_Exercise:_
In the listing that follows, count each line containing the string "four" and report only the count.

_Records supplied:_
________________________________________
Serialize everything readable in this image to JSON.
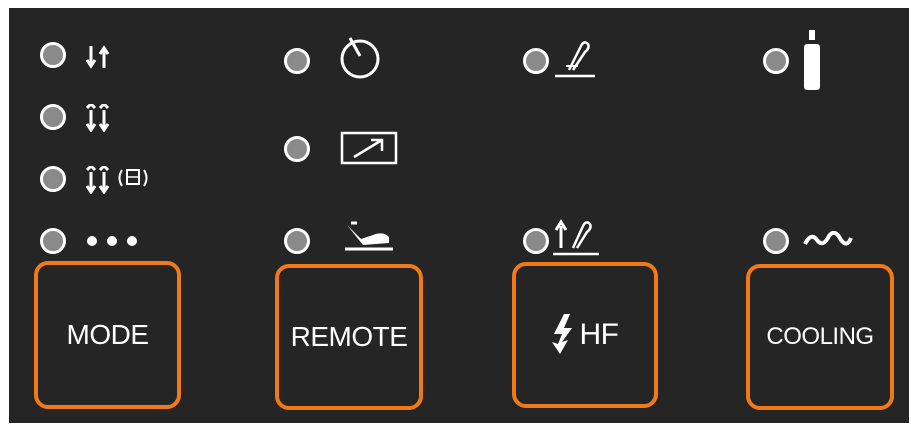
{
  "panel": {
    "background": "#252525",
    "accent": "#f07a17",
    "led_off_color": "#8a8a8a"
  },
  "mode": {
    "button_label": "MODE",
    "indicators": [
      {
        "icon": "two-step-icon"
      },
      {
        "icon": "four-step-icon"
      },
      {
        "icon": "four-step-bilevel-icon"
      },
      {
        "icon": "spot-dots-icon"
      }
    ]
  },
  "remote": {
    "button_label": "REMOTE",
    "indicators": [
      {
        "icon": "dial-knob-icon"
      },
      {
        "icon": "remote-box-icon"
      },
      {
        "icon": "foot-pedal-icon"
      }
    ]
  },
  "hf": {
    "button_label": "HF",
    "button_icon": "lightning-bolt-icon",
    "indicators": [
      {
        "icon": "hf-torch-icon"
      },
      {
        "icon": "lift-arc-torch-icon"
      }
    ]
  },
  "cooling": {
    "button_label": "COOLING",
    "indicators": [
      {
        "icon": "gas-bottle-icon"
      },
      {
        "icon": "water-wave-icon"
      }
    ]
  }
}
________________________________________
_Response:_
2